Month: May 2012
Recently, an online news source featured some commencement addresses, speeches given at the graduation ceremonies at notable institutions in the US. My favourite was the one given by TV comedian and satirist, Jon Stewart, of the Emmy-award-winning The Daily News with Jon Stewart. Love what you do. Get good at it. Competence is a rare… Read More ›
June bids the start of summer, and though things don’t change where I live–either it rains or it doesn’t–in my mind, the sky is a stronger shade of blue, the morning air as soft as the evening twilight, and one decides to collect white dresses. Afterall, these are like snowflakes; no two are ever alike.
Something has died and I can’t hide and I just can’t fake it . . . Carol King, Tapestry (1971) Burnout is something you’ve all felt before. That feeling of deep tiredness, fatigue, that terrifying listlessness one struggles against. One cause of burnout, I learned recently, is not so much that we’re solving problems, but… Read More ›
The last in a 12-part series on colour. Wonderment Then a wind blew; And he who had forgot he moved Lonely amid the green and silver morning weather, Suddenly grew Aware of clouds and trees Gleaming and white and shafted, shaken together And blown to music by the ruffling breeze. Like flush of wings The… Read More ›
Yesterday, I decided to treat myself to breakfast, the kind one is usually served at resorts on tropical islands or similar. I went to a popular sandwich cafe and sat down. About 20 inches on the left, two women sat facing each other at the next table, chatting. I glanced at their table for ideas… Read More ›
First Fig My candle burns at both ends; It will not last the night; But ah, my foes, and oh, my friends— It gives a lovely light. Edna St Vincent Millay, A Few Figs From Thistles, 1920 These are the burnt-out ends of smoky days.
A nocturne, evocative of night, wafts out from my laptop as I write. It comes from a CD, a double-album of Arthur Rubinstein deftly weaving an aural tapestry from the epic works of a legendary Romantic composer. Those nocturnes, along with The Visible World (2007) by American author Mark Slouka, were gifts from an old… Read More ›
The four men walked briskly to the start point of the trail, a path of bright earth hemmed on both sides by stands of trees by the edge of the reservoir lake. Joining us regulars was the “new” guy, a seasoned marathoner-Ironman type.
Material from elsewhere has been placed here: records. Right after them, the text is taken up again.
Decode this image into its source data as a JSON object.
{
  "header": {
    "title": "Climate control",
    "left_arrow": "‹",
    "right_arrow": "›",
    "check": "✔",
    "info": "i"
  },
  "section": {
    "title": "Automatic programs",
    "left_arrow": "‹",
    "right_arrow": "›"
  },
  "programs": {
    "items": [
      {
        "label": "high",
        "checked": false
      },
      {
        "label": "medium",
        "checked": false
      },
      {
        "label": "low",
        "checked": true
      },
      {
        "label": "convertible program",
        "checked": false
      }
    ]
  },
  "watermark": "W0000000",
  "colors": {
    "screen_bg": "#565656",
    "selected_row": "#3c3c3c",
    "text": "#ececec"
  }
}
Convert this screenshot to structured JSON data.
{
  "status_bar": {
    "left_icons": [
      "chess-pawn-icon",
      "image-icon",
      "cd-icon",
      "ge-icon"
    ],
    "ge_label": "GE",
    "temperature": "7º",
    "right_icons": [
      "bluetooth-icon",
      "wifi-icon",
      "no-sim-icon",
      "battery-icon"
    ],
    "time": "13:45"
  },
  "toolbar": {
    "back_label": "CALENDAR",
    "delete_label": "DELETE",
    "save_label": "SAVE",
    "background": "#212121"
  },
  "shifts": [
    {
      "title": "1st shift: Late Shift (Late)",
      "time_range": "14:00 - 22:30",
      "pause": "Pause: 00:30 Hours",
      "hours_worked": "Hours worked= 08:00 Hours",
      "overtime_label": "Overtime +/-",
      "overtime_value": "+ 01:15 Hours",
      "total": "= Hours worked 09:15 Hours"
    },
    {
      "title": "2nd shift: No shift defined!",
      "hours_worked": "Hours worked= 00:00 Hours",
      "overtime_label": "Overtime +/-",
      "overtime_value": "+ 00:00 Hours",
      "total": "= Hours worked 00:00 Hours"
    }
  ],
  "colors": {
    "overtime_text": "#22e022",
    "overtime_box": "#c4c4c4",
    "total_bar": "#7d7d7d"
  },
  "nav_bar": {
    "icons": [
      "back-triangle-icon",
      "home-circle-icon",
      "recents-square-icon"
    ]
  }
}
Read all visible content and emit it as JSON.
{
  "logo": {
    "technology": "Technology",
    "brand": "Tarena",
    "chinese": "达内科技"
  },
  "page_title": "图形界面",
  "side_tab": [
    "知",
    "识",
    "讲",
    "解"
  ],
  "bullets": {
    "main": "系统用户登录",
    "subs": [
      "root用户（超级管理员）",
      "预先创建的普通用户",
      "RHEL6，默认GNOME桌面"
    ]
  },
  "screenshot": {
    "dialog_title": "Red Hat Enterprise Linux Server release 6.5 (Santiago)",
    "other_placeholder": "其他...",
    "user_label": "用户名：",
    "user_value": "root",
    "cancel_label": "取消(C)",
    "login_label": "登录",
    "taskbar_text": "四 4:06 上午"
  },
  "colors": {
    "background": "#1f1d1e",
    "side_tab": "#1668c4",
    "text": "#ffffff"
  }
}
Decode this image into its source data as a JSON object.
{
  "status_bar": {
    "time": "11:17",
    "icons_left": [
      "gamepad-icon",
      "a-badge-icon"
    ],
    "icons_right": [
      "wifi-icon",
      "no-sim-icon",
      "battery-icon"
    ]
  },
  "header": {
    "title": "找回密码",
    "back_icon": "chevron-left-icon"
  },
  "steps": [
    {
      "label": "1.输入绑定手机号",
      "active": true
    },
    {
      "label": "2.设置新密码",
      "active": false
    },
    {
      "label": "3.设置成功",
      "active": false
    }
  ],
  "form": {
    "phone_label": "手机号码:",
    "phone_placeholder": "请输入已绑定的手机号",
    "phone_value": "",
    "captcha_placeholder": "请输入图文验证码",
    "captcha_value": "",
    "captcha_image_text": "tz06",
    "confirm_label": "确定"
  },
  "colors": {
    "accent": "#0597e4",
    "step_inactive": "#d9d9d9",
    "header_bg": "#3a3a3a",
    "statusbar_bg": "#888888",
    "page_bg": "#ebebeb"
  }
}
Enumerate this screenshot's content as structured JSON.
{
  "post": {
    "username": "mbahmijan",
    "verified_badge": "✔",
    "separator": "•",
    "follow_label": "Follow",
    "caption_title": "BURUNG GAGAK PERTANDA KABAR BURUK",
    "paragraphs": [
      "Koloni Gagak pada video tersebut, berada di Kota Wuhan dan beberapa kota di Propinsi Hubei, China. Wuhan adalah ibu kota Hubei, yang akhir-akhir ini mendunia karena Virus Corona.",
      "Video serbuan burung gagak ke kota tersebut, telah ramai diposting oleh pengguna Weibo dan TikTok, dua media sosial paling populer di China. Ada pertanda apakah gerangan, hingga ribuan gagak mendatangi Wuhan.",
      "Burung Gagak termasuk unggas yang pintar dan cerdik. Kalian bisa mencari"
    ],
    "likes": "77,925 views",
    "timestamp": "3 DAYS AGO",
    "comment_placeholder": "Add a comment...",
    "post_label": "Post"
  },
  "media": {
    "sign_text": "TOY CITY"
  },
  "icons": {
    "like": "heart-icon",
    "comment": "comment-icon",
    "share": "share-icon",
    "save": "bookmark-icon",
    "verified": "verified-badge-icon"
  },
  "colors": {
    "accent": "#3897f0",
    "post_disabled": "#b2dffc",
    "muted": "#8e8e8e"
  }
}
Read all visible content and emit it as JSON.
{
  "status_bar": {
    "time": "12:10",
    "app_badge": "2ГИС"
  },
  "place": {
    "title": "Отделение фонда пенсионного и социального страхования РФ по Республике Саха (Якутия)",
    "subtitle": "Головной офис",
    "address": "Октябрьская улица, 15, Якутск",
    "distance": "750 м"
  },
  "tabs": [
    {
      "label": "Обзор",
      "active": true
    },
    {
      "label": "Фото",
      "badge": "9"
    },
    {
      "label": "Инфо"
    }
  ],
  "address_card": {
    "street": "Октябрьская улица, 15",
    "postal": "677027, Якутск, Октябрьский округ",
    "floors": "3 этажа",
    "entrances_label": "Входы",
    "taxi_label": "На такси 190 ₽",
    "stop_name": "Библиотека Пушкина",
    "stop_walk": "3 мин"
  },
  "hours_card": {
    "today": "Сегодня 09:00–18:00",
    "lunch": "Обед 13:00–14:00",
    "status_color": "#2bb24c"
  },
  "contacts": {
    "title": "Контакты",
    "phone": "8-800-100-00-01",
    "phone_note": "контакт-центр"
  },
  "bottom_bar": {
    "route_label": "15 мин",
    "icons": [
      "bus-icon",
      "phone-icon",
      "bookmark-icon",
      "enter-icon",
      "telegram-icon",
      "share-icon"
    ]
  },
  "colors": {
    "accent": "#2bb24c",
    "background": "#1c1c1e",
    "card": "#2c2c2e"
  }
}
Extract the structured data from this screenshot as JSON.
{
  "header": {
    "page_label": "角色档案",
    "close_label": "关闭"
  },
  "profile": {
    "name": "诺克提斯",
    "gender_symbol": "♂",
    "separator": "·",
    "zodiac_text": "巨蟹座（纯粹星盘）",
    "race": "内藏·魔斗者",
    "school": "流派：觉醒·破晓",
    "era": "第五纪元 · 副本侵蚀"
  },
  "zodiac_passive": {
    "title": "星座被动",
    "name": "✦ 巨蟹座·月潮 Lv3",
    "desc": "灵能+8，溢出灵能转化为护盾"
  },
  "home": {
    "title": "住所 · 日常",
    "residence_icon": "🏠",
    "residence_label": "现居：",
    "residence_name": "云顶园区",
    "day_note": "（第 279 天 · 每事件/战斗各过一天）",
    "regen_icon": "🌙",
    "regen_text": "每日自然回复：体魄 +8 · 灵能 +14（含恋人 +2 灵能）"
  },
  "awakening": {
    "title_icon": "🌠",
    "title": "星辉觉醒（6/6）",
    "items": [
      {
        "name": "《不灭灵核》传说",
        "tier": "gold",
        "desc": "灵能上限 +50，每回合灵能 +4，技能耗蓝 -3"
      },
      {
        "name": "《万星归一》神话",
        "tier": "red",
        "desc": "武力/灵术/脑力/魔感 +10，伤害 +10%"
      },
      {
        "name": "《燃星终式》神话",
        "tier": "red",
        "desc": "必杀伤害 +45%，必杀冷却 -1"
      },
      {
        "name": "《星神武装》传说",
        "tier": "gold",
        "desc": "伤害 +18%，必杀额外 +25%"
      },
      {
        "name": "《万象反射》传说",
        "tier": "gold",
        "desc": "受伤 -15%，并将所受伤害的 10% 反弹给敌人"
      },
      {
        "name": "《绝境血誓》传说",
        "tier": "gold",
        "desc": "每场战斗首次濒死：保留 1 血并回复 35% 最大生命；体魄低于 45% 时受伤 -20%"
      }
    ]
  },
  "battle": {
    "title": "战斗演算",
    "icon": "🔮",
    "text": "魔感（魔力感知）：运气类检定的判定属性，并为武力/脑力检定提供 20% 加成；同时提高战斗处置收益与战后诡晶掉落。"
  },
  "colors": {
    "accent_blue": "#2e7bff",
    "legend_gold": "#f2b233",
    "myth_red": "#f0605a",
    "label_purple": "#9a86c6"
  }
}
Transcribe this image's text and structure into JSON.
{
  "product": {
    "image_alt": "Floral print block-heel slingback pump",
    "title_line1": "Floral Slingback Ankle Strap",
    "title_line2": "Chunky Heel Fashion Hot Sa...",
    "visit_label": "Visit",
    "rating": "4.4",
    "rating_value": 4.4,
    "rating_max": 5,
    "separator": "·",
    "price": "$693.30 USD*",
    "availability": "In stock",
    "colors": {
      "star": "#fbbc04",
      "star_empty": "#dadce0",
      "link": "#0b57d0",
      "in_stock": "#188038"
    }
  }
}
Typically, he took off at the get-go. The rest of us, in… Read More ›
The eleventh in a 12-part series on Colour. It’s not a colour you notice. It’s a wood floor you stand on, it’s a door you walk through, it’s the trunks of trees whose leaves you look at. And when it’s on cats, it’s the classiest, most inimitable shade of brown you can find.
Part Ten in a series on Colour. Yellow is the colour now in the Northern Hemisphere as spring skips into summer. Here in the tropics, yellow is always with us and sometimes taken for granted. Yellow is warmth without the burn, light without the glare, is resolute in the biblical charge to rejoice. If things… Read More ›
Part Nine in the Colour series. A child of beautiful white and elegant black, grey encompasses all the lovely things of its perfect parents. Grey ( I prefer the English to the American spelling “gray”, for the “e” makes the word look elegant and lively) is favoured both by the sophisticated, the simple, and the… Read More ›
Part Eight in a series on Colour. Babylon The child alone a poet is: Spring and Fairyland are his. Truth and Reason show but dim, And all’s poetry with him. Rhyme and music flow in plenty For the lad of one-and-twenty, But Spring for him is no more now Than daisies to a munching cow;… Read More ›
A break from the series on colour. I was looking for an orange picture in iPhoto to go with a post about the colour orange when I scrolled onto this. I realize it’s been a while since I’ve had text-message conversations like this one. Much as I long for less technology, some days are just… Read More ›